City University is one of the top (they will argue that it’s the best) journalism school in Britain for doing a degree, whether that be undergraduate or postgraduate. It’s been almost a year since I interviewed at City, and many people with interviews coming up in the next few weeks are asking me about what it was really like.
When I interviewed for my MA in newspaper journalism, I didn’t have much idea what to expect other than what a few friends who had gone the day before said (they missed out the important bits, cheers guys).
So what went on? How is it best to prepare? What did they ask? Here’s my roundup of the day – I hope you find it useful for your own interviews.
We began with an introduction to the course from the director of the newspaper and interactive course, Jonathan Hewett.
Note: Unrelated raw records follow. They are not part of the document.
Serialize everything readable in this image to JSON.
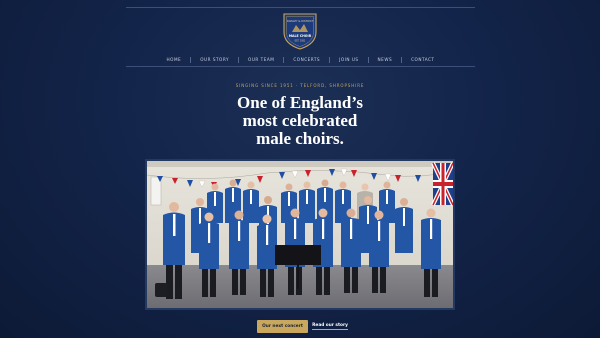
{
  "logo": {
    "icon": "choir-crest-icon",
    "text_top": "DAWLEY & DISTRICT",
    "text_mid": "MALE CHOIR",
    "text_bottom": "EST. 1951"
  },
  "nav": {
    "items": [
      {
        "label": "HOME"
      },
      {
        "label": "OUR STORY"
      },
      {
        "label": "OUR TEAM"
      },
      {
        "label": "CONCERTS"
      },
      {
        "label": "JOIN US"
      },
      {
        "label": "NEWS"
      },
      {
        "label": "CONTACT"
      }
    ]
  },
  "hero": {
    "tagline": "SINGING SINCE 1951 · TELFORD, SHROPSHIRE",
    "headline": "One of England’s\nmost celebrated\nmale choirs."
  },
  "photo": {
    "subject": "choir-group-photo"
  },
  "cta": {
    "primary_label": "Our next concert",
    "secondary_label": "Read our story"
  },
  "colors": {
    "background": "#13244a",
    "accent_gold": "#c9a75c",
    "blazer_blue": "#2456a6",
    "text_white": "#ffffff"
  }
}
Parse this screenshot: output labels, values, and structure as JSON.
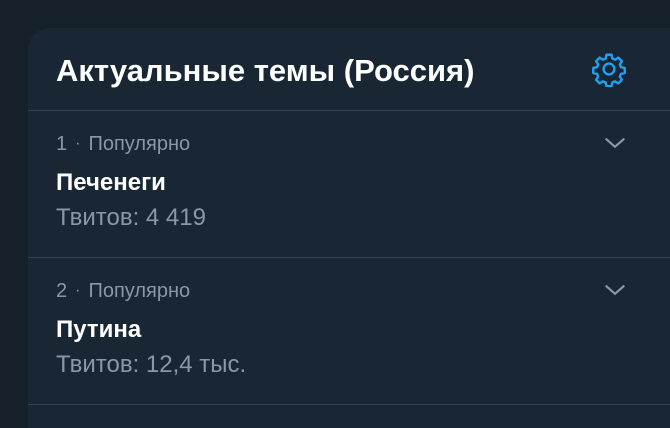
{
  "panel": {
    "title": "Актуальные темы (Россия)",
    "settings_icon": "gear-icon"
  },
  "colors": {
    "page_bg": "#15202b",
    "panel_bg": "#192734",
    "accent": "#1da1f2",
    "text_primary": "#ffffff",
    "text_secondary": "#8899a6",
    "divider": "#38444d"
  },
  "trends": [
    {
      "rank": "1",
      "separator": "·",
      "context": "Популярно",
      "name": "Печенеги",
      "tweet_count": "Твитов: 4 419",
      "menu_icon": "chevron-down-icon"
    },
    {
      "rank": "2",
      "separator": "·",
      "context": "Популярно",
      "name": "Путина",
      "tweet_count": "Твитов: 12,4 тыс.",
      "menu_icon": "chevron-down-icon"
    }
  ]
}
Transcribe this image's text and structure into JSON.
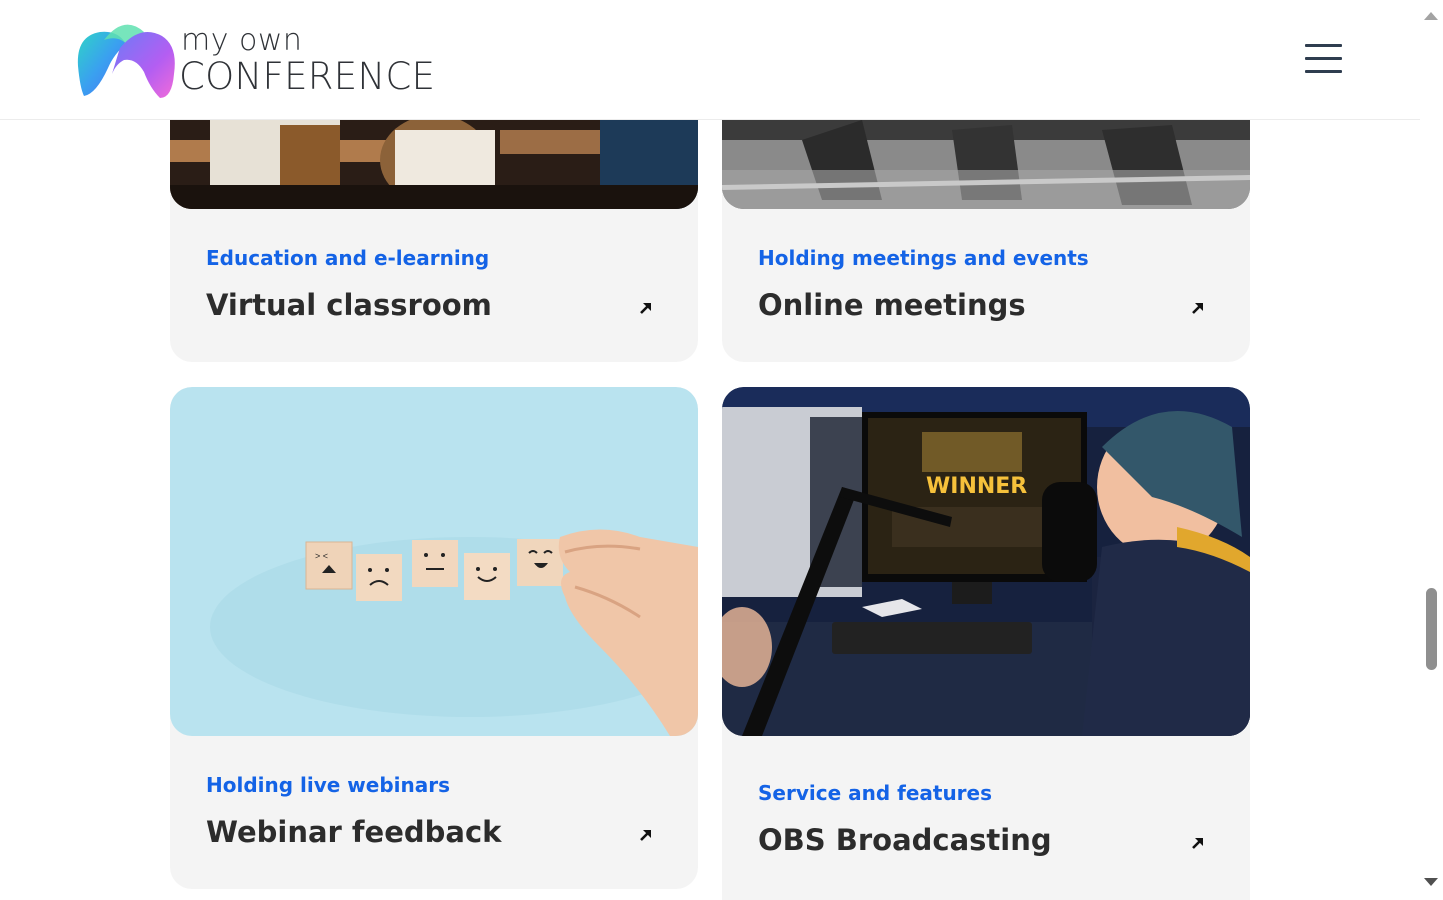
{
  "header": {
    "logo_line1": "my own",
    "logo_line2": "CONFERENCE",
    "menu_icon": "hamburger-menu-icon"
  },
  "cards": [
    {
      "category": "Education and e-learning",
      "title": "Virtual classroom",
      "arrow_icon": "arrow-up-right-icon"
    },
    {
      "category": "Holding meetings and events",
      "title": "Online meetings",
      "arrow_icon": "arrow-up-right-icon"
    },
    {
      "category": "Holding live webinars",
      "title": "Webinar feedback",
      "arrow_icon": "arrow-up-right-icon"
    },
    {
      "category": "Service and features",
      "title": "OBS Broadcasting",
      "arrow_icon": "arrow-up-right-icon"
    }
  ],
  "colors": {
    "category": "#1463e6",
    "title": "#2c2c2c",
    "card_background": "#f4f4f4"
  }
}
He spoke about what it involved, the modules and course content, what we would do there should we be accepted, and where all the alumni have gone on to work (a long list of very impressive places).
He explained the layout of the day, gave us a list of tasks to complete including a news and literacy test, a deadline, and trotted off.
The first item on the agenda to tackle was the news quiz. It included general questions on current affairs, or specifics, like dates, amounts of money or statistics. A couple from our interview and paper quiz included:
“Name two members of One Direction.”
“What is the capital of North Korea?”
A good way to prepare for this is to watch the news the night before, listen to the Today programme on Radio 4 on the day and flick through the Metro and BBC news on your phone on the way in. That should give you a general idea of what’s going on, but ideally you should be engaging in news on a more regular basis in the weeks leading up to the interview to get an in depth insight into the media. Otherwise, why are you applying for this course?
The rest of the test was spelling and grammar questions, and defining words and using them correctly in a sentence. It’s difficult to prepare for other than through thorough reading and good literacy.
Or if you do, have flats in your bag. What I didn’t know before I came to the interview day (I’m really not sure how I missed this) was that you are expected to go off and hunt out your own news story.
Whether you have lived in Islington your entire life or are a country bumble through and through like me, you will have to go out into the city and find a story on your own, and write a 250-word article as if it were for a local paper.
Leave the heels at home. I wandered around for at least an hour before I found something decent – I visited shops, churches, charities, pubs and cafes and spoke to anyone who would take the time and listen to me. As it turned out, the person most willing to talk to me was a landlord, so I got a decent story and a drink. Success.
One-on-one: have your clippings ready
The final part of the interview day included a one-on-one, or a two-on-one interview with course directors, and/or City alumni.
My interviewer asked to see the clippings I was most proud of, which I decided to show them on my tablet rather than bringing in a paper portfolio – it wasn’t specified. I was expected to speak about how I found the stories and what the process involved. They also quizzed me about my work experience placements and the main things I’d done when I was there (you are expected to have a minimum of four weeks work experience in order to apply for the newspaper course). Be prepared to talk about all of these in detail, especially with the stories you have sought and written yourself.
On the table was an array of the day’s papers, which I was then asked about. Luckily for me, I’d picked an interesting day to interview; the Daily Mail’s splash was the ‘Vile Product of Welfare UK’, which was spoken about and analysed for days afterwards. I was asked how I would follow up this, if I would work for the Mail, and would I take a job which paid just £12,000 when I got out of university?
I deflected the final question with a spiel on how much I really wanted to be a journalist, and how I would do whatever it took to get there. While it is true that City do take the best candidates, and the people who have good work experience, a good degree and some time on a student paper are the ones who get in, I think the main thing that they’re looking for is the students who have the passion for journalism, and for the newspaper course, the papers.
The course will teach you most of what you need to know, but it is just a springboard into a job, not a guarantee. From the moment you start you are thrown into media law, shorthand and reporting, interspersed with work experience, placements and freelancing. It is only by giving the course 100% that you will get a job out of it, and what will set you apart from your colleagues is the clippings of your own stories that you have fought to get, and your spirit and passion for the job you are doing.